Upper Crust, it must be said, is a beautiful little restaurant. I applaud the Ghalayinis for their willingness to take risks, for their gourmet lunches and takeout business, for their specialty nights (they're planning a Wild, Wild West tasting menu for October 25). Their crusty French bread is superb, better when slathered with sweet butter or their signature walnut pesto. An ancho chili grilled tuna ($34), served with chipotle sweet potato mash, asparagus, and cactus pear salsa, was so beautifully presented that we could barely stand to eat it (but were glad we did). Caesar salad with toasted croutons: well done. And a Reggiano-crusted chicken breast ($28) with roasted roma tomatoes and walnut pesto was an ideal combination of flavors — until we got to the slightly slimy portobello lasagna.
But when push came to shove, too much of what we were served was ill-conceived and overpriced. A delicious cherry compote couldn't save a greasy wild-mushroom and goat-cheese turnover ($10). I've never seen thresher shark ($30) on a menu before (except for the "shark and bake" at Trinidadian boîtes), maybe because it's recently been listed as endangered. Not all the jerk rub and coconut mash or papaya salsa in the world could redeem the weird flavor of this thresher, which must be an acquired taste.

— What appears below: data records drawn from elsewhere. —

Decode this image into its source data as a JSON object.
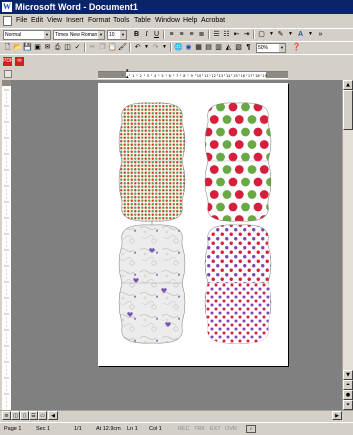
{
  "window": {
    "title": "Microsoft Word - Document1"
  },
  "menubar": {
    "items": [
      "File",
      "Edit",
      "View",
      "Insert",
      "Format",
      "Tools",
      "Table",
      "Window",
      "Help",
      "Acrobat"
    ]
  },
  "formatting_toolbar": {
    "style": "Normal",
    "font": "Times New Roman",
    "size": "10",
    "bold_label": "B",
    "italic_label": "I",
    "underline_label": "U"
  },
  "standard_toolbar": {
    "zoom": "50%"
  },
  "ruler": {
    "numbers": [
      "1",
      "2",
      "3",
      "4",
      "5",
      "6",
      "7",
      "8",
      "9",
      "10",
      "11",
      "12",
      "13",
      "14",
      "15",
      "16",
      "17",
      "18",
      "19"
    ]
  },
  "statusbar": {
    "page": "Page 1",
    "section": "Sec 1",
    "pages": "1/1",
    "at": "At 12.9cm",
    "line": "Ln 1",
    "col": "Col 1",
    "rec": "REC",
    "trk": "TRK",
    "ext": "EXT",
    "ovr": "OVR"
  },
  "document": {
    "patterns": [
      {
        "name": "small-red-green-dots",
        "colors": [
          "#d53a3a",
          "#5aa04a"
        ]
      },
      {
        "name": "big-red-green-dots",
        "colors": [
          "#d61f3c",
          "#6aa845"
        ]
      },
      {
        "name": "grey-floral-purple",
        "colors": [
          "#b8b8b8",
          "#7a55b5"
        ]
      },
      {
        "name": "red-purple-dots",
        "colors": [
          "#d61f3c",
          "#7a48b0"
        ]
      }
    ]
  }
}
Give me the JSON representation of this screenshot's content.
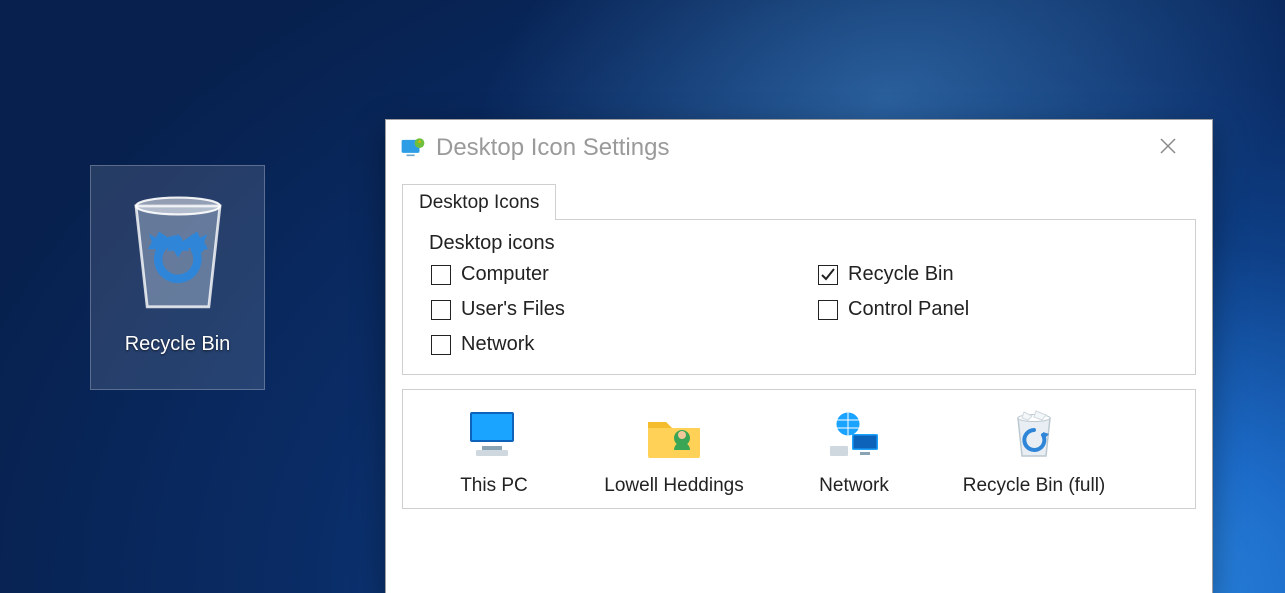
{
  "desktop": {
    "recycle_bin_label": "Recycle Bin"
  },
  "dialog": {
    "title": "Desktop Icon Settings",
    "tab_label": "Desktop Icons",
    "group_title": "Desktop icons",
    "checkboxes": {
      "computer": {
        "label": "Computer",
        "checked": false
      },
      "recycle_bin": {
        "label": "Recycle Bin",
        "checked": true
      },
      "users_files": {
        "label": "User's Files",
        "checked": false
      },
      "control_panel": {
        "label": "Control Panel",
        "checked": false
      },
      "network": {
        "label": "Network",
        "checked": false
      }
    },
    "preview_items": {
      "this_pc": {
        "label": "This PC"
      },
      "user": {
        "label": "Lowell Heddings"
      },
      "network": {
        "label": "Network"
      },
      "recycle_bin_full": {
        "label": "Recycle Bin (full)"
      }
    }
  }
}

If I'm paying more than $50 for a three-course meal, I want it to damned well be perfect. Ill-conceived is a sweeter way of putting what we all really know to mean "doesn't taste good." Prosciutto-wrapped, goat-cheese-stuffed shrimp, an appetizer, was a $14 disaster. The dish has all the necessary upscale ingredients — prosciutto, after all, is worth its weight in diamonds; you can find goat cheese from local farms; and our Florida gulf shrimp are some of the world's yummiest. Put it all together, you figure, and you've got relentless deliciousness.